The pound slumped to its lowest level in six weeks against the dollar (GBPUSD=X) on Friday as the greenback strengthened on news from the Federal Reserve this week, and UK retail sales fell in May.
Sterling was 0.16% lower against the dollar in noon trade at $1.3904, and slipped 0.2% against the euro (GBPEUR=X) to €1.1671, down from a 10-week high on Thursday. During the session the pound fell as low as $1.386 for the first time since 6 May.
The dollar has gained momentum this week after the US Federal Reserve updated its “dot plot” on Wednesday night, showing it has pulled forward its first expected post-pandemic rate rise to 2023 as it looks to prevent overheating in the economy.
The dot plot maps out each member’s expectations for rates over coming years. In March this year it showed the median member expecting no rate hikes through that time horizon. The upward revision suggests that the Fed sees a faster-than-expected recovery.

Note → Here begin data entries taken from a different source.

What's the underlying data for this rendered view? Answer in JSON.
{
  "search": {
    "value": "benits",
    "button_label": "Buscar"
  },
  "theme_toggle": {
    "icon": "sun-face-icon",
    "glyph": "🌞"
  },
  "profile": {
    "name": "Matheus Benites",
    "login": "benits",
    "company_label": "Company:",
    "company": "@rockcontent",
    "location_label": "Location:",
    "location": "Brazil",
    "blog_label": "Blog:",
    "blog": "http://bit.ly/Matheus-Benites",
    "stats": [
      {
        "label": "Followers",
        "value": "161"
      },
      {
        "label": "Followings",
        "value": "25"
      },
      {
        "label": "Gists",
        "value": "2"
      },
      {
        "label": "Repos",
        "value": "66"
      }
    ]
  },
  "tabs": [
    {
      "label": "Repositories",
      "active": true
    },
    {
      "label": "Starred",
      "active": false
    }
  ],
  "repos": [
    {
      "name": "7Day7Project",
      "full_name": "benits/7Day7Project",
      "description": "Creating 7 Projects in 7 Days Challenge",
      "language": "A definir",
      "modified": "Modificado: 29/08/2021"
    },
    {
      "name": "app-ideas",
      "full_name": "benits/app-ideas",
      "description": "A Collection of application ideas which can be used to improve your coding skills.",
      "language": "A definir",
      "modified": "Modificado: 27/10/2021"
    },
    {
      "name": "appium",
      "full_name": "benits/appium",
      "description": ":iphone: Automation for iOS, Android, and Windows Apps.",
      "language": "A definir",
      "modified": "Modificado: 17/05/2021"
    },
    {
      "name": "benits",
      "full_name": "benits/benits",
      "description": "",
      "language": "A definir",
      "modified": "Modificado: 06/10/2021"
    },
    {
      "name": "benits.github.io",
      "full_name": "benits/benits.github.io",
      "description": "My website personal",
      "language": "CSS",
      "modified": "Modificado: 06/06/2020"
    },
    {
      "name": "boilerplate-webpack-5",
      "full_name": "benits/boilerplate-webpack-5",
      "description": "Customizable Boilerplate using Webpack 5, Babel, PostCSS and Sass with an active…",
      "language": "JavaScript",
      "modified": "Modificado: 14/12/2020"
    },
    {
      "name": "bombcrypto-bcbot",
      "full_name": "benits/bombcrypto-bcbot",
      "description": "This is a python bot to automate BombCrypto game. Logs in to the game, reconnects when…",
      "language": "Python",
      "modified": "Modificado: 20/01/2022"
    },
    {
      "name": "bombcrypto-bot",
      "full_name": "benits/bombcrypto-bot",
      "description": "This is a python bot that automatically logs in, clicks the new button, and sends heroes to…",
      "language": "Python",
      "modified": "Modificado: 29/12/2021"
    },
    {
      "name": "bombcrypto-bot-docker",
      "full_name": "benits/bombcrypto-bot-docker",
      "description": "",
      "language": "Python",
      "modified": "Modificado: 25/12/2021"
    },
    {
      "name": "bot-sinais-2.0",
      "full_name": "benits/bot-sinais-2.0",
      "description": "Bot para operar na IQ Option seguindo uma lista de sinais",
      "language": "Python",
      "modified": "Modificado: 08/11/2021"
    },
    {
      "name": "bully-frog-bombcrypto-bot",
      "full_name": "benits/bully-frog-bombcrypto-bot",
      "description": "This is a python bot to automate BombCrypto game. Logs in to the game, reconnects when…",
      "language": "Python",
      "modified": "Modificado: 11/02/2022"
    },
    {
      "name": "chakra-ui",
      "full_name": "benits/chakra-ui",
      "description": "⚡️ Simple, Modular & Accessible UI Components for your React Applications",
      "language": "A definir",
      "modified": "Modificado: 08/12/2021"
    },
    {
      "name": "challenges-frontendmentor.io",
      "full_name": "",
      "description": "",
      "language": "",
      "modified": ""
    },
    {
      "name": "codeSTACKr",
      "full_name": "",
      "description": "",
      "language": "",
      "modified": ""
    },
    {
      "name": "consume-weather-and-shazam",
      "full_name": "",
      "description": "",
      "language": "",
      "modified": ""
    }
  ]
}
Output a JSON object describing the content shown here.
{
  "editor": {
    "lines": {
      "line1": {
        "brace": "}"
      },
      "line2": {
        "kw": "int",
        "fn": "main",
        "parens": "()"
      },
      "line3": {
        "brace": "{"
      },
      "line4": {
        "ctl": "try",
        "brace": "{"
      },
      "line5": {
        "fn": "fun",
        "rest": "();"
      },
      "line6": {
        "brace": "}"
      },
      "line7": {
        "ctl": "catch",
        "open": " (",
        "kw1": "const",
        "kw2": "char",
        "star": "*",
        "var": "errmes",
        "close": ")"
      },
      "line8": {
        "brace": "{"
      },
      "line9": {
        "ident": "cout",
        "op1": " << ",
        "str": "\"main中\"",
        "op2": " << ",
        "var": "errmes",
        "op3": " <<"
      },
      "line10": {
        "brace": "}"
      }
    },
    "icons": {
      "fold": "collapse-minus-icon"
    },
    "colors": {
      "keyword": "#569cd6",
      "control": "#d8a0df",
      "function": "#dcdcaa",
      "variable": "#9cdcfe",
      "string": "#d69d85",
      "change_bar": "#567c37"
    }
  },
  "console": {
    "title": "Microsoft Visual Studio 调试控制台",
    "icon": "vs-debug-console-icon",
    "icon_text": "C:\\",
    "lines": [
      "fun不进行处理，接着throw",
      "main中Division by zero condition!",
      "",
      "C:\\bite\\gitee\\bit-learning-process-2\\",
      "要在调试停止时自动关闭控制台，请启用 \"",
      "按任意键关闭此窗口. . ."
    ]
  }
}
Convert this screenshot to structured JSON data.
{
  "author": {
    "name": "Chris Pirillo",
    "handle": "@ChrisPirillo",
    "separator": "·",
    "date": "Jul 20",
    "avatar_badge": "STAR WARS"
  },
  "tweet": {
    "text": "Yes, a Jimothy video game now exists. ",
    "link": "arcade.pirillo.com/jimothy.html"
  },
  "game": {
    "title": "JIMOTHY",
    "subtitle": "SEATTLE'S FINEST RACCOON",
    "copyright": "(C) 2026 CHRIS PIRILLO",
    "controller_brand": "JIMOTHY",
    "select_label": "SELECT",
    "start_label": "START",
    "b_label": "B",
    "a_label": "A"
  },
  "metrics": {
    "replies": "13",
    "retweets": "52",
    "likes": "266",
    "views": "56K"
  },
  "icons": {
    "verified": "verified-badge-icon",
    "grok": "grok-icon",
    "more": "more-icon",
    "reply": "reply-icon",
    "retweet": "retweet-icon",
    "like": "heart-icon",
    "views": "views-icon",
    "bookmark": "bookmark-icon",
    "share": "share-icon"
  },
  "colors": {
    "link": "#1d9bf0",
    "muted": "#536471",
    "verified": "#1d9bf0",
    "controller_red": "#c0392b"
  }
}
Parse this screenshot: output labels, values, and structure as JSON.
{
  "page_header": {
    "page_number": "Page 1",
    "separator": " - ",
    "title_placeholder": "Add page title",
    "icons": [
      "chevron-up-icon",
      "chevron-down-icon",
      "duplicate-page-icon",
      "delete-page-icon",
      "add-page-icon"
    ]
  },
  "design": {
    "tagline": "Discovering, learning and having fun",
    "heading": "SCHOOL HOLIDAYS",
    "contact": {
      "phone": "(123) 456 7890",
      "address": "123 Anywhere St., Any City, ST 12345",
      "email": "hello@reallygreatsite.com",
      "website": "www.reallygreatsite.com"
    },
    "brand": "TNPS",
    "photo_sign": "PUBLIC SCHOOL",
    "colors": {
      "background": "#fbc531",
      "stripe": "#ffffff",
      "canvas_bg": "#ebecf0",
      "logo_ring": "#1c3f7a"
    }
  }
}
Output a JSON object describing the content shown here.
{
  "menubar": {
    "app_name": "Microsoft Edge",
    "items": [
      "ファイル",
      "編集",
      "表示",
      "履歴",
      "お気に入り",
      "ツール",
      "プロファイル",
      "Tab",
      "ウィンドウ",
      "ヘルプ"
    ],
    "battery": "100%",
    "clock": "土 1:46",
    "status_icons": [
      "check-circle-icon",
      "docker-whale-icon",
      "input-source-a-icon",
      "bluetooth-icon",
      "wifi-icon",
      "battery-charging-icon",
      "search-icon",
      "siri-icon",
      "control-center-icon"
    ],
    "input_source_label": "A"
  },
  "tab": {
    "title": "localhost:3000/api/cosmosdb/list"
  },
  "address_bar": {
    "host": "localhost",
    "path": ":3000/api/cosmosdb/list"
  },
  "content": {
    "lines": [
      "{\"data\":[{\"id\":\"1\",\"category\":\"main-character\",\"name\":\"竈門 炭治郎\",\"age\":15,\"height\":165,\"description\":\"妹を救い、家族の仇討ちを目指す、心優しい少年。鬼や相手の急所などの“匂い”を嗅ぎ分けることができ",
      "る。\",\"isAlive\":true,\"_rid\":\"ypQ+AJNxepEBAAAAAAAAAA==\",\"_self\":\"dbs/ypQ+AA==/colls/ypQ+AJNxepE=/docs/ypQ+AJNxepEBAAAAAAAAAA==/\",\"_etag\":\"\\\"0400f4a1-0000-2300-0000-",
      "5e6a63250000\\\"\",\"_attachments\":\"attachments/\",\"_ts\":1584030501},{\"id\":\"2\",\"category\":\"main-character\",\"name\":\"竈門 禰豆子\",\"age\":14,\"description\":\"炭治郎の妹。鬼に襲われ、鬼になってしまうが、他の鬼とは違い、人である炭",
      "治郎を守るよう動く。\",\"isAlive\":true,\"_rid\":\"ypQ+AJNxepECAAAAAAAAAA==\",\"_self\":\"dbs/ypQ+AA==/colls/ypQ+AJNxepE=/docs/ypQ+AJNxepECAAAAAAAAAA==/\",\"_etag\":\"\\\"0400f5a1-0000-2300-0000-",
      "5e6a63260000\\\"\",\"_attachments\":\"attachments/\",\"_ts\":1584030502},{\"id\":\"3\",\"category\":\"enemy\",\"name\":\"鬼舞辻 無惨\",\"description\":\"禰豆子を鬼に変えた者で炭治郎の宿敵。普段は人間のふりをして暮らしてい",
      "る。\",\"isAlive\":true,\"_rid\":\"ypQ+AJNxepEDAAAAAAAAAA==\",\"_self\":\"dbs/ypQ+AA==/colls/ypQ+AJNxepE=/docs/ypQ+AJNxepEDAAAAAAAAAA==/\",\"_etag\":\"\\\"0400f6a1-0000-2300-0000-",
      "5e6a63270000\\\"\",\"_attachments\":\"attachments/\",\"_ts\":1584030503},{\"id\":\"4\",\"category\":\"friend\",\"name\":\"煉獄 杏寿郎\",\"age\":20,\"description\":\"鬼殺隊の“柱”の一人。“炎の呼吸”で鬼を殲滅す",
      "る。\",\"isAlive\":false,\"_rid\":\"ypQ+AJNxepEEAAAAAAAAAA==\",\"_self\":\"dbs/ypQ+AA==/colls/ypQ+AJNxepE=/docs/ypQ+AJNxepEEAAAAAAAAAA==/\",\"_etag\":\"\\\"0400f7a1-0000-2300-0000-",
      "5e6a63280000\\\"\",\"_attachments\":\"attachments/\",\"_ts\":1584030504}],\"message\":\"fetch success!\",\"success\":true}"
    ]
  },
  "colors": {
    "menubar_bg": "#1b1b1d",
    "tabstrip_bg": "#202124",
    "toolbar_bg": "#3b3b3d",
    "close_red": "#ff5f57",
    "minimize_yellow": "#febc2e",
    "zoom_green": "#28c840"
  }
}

The Fed also held interest rates at near-zero, and reiterated its commitment to its asset purchase programme, which is absorbing about $120bn (£85bn) a month in assets.
The pound has fallen by 1.6% since the Fed accelerated its expected pace of policy tightening. Although it has strengthened this year on the back of a successful vaccine rollout programme in the UK, it was also affected this week by poor retail sales in May and rising COVID cases in Britain.
Retail sales volumes declined by 1.4% between April and May 2021, new figures showed, as the reopening of hospitality venues hit spending at food shops.
This was below economists’ expectations of 1.6% growth, but shoppers still have an estimated £200bn ($277bn) in pent-up savings to spend, the Office for National Statistics (ONS) said.
The data revealed that the largest contribution to the monthly decline last month was from food stores such as supermarkets – sales volumes fell by 5.7%.
“The pound lost ground versus other major currencies during early Friday trading, following the publication of May’s retail sales figures for the UK, which fell short of expectations,” Ricardo Evangelista, senior analyst at ActivTrades, said.
“Investors looked at last month’s performance of the retail sector with some concern, as the country’s economic recovery, and the strong performance of the pound, have to a large extent been driven by consumers spending savings accumulated during the months of lockdown.
“This slowdown could mark the end of a ‘Goldilocks’ period for sterling, with the shine of a successful vaccination programme wearing off, following the extension of the country’s partial lockdown, and consumer spending receding as the end of furloughs looms.”
The UK recorded more than 11,000 new cases of the coronavirus on Thursday as the Delta variant, which was first detected in India, continues to spread.
“Rising case numbers are certainly not helping sentiment,” Jeremy Stretch, head of G10 foreign-exchange strategy at Canadian Imperial Bank of Commerce, told Reuters.
Pound sentiment for the coming month is at its most bearish since April, according to risk reversals, a gauge of market positioning.
Watch: COVID-19: Almost all of UK's coronavirus cases are Delta as variant infections rise by more than 33,000 in a week